■ **Data for this exercise**:
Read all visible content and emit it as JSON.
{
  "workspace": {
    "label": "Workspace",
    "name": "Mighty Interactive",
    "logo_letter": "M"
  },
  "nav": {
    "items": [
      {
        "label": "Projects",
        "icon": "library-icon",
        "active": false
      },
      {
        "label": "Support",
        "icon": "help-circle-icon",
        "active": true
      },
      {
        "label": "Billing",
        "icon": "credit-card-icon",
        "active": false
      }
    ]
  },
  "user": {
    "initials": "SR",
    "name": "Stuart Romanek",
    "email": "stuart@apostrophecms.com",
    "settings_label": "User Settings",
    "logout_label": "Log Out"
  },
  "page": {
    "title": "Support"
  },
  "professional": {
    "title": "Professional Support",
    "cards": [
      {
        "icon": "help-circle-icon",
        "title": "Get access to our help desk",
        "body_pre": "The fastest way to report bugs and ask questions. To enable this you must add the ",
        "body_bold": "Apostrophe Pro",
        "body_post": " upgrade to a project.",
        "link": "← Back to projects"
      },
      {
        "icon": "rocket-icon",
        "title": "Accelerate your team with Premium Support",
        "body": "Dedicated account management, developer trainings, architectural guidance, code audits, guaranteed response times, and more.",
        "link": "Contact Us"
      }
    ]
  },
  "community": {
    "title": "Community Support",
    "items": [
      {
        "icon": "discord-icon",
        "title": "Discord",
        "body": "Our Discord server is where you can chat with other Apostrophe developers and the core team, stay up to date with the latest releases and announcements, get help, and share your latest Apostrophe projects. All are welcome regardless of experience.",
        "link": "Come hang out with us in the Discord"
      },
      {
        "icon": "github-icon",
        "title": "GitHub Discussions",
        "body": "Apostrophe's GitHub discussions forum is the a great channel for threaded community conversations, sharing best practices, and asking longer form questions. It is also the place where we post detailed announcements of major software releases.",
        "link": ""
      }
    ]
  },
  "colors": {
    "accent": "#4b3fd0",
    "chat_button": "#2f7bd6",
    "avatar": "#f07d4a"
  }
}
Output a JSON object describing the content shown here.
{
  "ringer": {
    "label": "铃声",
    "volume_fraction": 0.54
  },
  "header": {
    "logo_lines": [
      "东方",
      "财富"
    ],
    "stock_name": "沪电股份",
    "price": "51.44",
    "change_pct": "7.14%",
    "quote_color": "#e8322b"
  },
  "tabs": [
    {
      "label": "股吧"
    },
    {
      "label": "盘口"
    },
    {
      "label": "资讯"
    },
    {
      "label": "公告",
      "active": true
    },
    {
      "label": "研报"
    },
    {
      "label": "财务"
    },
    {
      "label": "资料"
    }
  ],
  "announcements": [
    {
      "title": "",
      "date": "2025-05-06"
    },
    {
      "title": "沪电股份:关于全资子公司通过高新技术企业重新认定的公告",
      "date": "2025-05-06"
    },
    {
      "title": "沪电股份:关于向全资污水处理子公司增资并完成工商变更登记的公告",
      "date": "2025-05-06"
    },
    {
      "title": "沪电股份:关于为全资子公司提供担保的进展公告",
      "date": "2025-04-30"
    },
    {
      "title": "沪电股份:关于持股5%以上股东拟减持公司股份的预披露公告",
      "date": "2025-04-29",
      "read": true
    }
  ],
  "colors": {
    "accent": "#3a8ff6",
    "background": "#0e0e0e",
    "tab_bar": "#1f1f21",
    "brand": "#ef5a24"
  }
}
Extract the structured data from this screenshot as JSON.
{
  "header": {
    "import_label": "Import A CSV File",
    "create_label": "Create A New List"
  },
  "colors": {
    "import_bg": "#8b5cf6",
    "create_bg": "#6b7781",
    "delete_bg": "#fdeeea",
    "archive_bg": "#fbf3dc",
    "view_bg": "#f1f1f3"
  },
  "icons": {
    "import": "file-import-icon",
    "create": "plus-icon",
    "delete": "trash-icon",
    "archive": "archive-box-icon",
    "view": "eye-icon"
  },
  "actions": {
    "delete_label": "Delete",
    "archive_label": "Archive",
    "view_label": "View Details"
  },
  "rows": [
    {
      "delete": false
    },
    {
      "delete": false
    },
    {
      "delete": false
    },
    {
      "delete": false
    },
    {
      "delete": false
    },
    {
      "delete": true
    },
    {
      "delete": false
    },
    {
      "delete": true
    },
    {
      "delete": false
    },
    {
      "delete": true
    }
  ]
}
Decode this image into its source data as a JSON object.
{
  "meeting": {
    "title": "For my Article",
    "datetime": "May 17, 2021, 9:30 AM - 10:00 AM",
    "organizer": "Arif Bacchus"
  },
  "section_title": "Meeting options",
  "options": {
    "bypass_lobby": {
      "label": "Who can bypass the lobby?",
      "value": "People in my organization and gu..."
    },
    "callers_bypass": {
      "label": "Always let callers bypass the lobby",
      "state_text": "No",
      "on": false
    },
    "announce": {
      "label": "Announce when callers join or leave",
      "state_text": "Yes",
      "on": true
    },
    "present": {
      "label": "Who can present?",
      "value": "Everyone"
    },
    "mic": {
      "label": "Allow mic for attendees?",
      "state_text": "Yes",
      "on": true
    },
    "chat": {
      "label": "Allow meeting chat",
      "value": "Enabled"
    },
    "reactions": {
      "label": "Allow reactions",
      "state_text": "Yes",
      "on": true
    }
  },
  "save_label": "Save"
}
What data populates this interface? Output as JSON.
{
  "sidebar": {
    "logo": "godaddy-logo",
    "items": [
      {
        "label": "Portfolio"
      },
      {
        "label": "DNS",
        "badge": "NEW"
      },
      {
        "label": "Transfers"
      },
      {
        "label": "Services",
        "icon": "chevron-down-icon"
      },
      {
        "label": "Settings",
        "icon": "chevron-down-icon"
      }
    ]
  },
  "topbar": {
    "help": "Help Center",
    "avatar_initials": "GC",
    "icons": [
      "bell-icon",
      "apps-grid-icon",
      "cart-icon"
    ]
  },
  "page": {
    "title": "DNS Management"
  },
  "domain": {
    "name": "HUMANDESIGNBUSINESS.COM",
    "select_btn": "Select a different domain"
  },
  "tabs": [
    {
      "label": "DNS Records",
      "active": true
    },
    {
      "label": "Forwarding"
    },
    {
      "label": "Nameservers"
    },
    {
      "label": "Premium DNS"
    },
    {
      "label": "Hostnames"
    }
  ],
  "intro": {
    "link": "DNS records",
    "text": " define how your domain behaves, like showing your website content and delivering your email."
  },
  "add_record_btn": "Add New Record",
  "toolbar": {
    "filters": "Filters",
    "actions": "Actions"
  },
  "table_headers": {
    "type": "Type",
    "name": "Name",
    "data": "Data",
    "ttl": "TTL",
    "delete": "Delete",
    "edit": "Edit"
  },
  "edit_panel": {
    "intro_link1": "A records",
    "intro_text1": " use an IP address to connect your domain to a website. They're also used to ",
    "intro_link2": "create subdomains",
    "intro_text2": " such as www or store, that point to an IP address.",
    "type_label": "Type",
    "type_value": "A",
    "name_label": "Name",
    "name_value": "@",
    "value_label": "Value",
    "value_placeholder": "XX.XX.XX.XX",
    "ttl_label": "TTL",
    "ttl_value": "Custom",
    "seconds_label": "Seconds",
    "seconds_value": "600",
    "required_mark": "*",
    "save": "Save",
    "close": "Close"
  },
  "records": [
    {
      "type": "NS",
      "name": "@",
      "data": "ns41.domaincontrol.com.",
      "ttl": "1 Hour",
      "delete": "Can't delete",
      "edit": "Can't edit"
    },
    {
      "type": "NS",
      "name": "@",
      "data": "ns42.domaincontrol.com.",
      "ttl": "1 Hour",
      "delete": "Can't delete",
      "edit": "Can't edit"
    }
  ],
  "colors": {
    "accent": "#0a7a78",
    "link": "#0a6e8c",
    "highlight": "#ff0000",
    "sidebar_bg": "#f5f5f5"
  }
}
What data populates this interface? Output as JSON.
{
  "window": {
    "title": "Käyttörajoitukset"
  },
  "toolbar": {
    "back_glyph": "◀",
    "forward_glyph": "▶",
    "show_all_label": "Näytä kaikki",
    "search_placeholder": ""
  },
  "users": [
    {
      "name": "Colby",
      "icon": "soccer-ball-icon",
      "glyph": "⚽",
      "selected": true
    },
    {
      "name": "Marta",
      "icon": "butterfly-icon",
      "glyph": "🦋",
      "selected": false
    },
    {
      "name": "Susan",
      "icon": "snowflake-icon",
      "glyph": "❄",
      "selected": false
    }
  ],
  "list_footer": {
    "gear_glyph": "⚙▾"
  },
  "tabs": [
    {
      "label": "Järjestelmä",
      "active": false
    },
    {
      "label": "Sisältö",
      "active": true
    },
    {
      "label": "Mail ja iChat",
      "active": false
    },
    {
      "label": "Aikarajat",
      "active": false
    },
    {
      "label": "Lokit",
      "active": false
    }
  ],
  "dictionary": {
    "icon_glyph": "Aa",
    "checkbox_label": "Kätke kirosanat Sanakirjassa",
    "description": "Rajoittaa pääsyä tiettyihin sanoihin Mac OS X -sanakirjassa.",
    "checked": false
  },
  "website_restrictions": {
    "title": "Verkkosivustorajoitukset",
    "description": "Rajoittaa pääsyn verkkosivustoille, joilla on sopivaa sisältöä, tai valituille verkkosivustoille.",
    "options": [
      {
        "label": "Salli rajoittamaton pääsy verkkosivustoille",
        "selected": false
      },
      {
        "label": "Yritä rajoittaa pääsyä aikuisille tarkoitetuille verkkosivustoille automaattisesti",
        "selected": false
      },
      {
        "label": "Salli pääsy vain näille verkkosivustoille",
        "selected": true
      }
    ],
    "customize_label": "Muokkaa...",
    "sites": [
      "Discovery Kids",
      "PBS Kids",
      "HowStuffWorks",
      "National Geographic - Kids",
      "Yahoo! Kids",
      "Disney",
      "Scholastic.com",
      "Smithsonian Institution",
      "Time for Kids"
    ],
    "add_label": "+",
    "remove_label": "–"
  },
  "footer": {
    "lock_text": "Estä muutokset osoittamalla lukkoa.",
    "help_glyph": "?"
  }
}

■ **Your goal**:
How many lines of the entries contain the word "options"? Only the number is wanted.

■ **Answer box**:
3